Air compressors accumulate and release high-pressure air for use in a various applications, and are commonly powered by a 220- to 240-volt AC motor. Many people still refer to AC voltage from a utility company as 110 volts and 220 volts, but standard voltage has been increased to 120 volts and 240 volts, respectively. Depending on how close you are to a transformer, the actual voltage in the wires can range from 117 to 121 volts, and from 234 to 242 volts.
Turn off the main circuit breaker inside your electrical panel. The main circuit breaker is typically installed on the top of the panel, and has the highest ampere rating among all breakers. Remove the electrical panel cover using a screwdriver.
Mount a 240-volt self-contained surface mount outlet on a wall nearest to the compressor.
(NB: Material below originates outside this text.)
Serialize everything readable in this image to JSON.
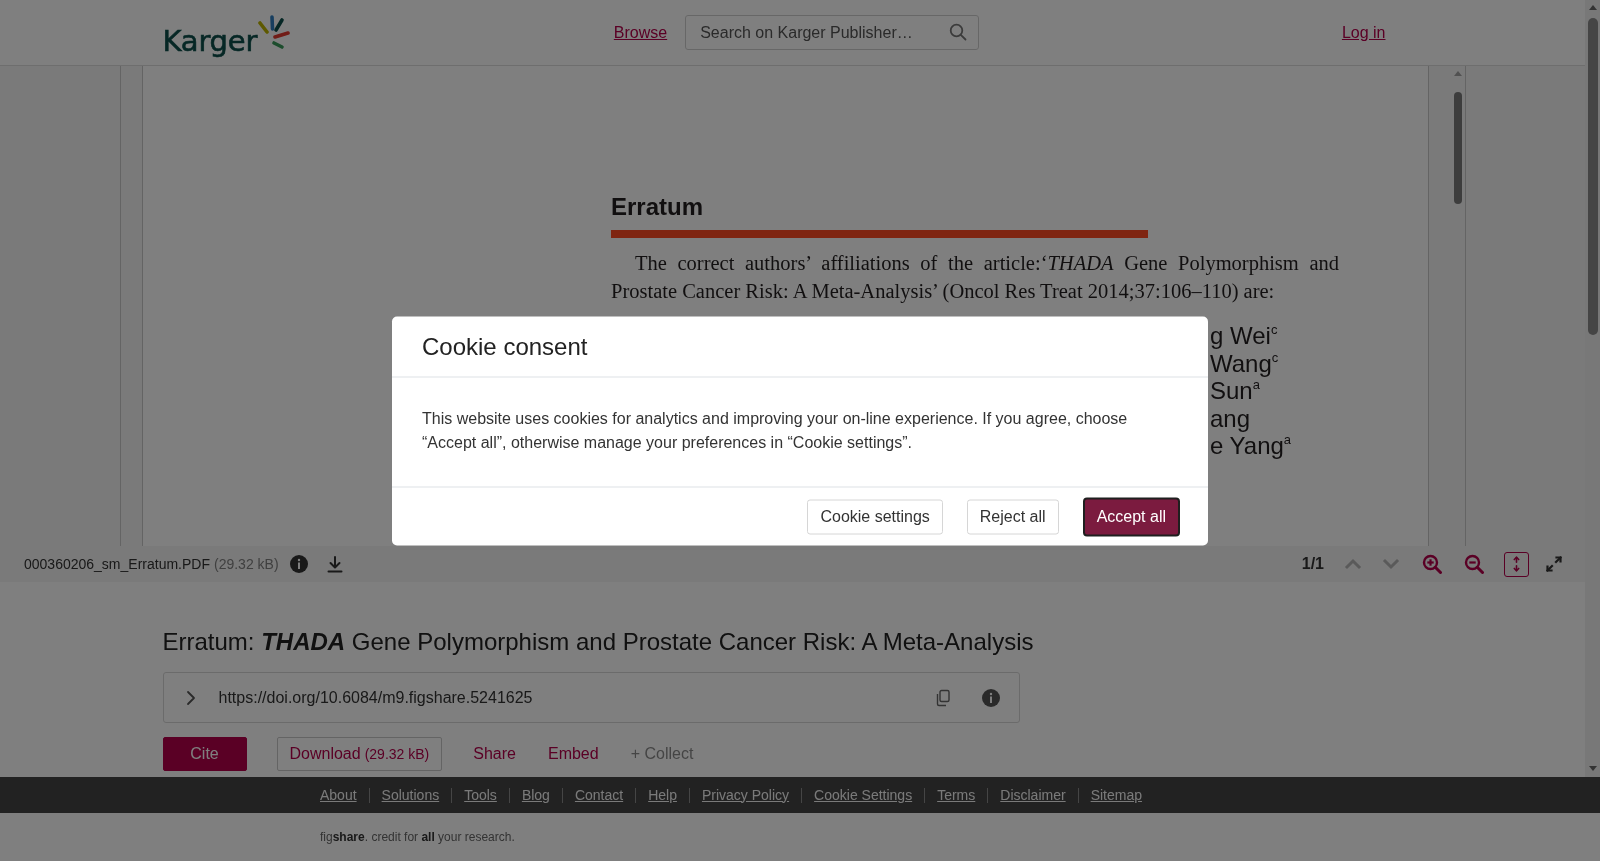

Note that the amperage of the outlet must match the amperage required by the compressor manufacturer. Read the owner's manual of your 230-volt air compressor to determine the required amperage of all electrical components that should be installed in the circuit, such as circuit breaker, wires and outlets.
Run a black wire, a white wire and a green wire across the ceiling, and drop one end of each wire through an available conduit pipe above the electrical panel. Pull down the cable and cut using diagonal pliers when the wires reach the bottom of the panel. Run the other end of the wires down to the self-contained 240-volt outlet, and cut it once it reaches the outlet. Use cable staples every 12 inches to fasten the cable to the wall. Strip off 1/2 inch from the insulation at the tip of each wire with a wire stripper.
Unscrew the faceplate of the 240-volt outlet with a screwdriver to reveal the terminal screws behind the plate. Loosen the gold-colored terminal screws on each side of a 240-volt outlet using a screwdriver. Loosen the green terminal screw at the bottom of the outlet. Hook the black wire clockwise around a gold terminal screw on one side of the outlet. Hook the white wire clockwise around a gold terminal screw on the other side of the outlet. Wrap the bare or green wire around the green terminal screw, and tighten each screw to secure each connection.
Wrap electrical tape twice around the side of the outlet to cover the terminals. Wrap black electrical tape around the white wire to indicate that it is live. Tuck the wires gently in a zigzag manner into the outlet box. Mount the faceplate onto the outlet box using the screws supplied with the outlet.
Place a 240-volt circuit breaker in front of a vacant slot on the electrical panel board. Push down the breaker into the slot to engage the copper clips beneath it onto the metal bus bar. Never allow any part of your body to come in contact with any metal conductors inside the electrical panel.
Route the black and white wires running from the conduit pipe above the electrical panel to the terminal screws behind the 240-volt circuit breaker. Route the gray or bare wire to a vacant terminal screw on the ground bar. Cut the wires once they reach the terminal screws and strip off 1/2 inch of insulation from the tip of each wire using a wire stripper. Wrap a band of black electrical tape around the white wire to indicate that it is live.
Loosen an unoccupied terminal screw on the ground bar, and loosen the two terminal screws at the end of the 240-volt circuit breaker, using a screwdriver. Insert the stripped ends of the black and white wires into each slot under each terminal screw on the 240-volt circuit breaker in any order. Insert the stripped end of the gray or bare wire into the vacant terminal on the ground bar. Tighten the three terminal screws, and pull on each wire slightly to make sure its secure.
Replace the cover of the electrical panel, and turn on the main circuit breaker. Plug the compressor into the 240-volt outlet and turn it on to test the wiring.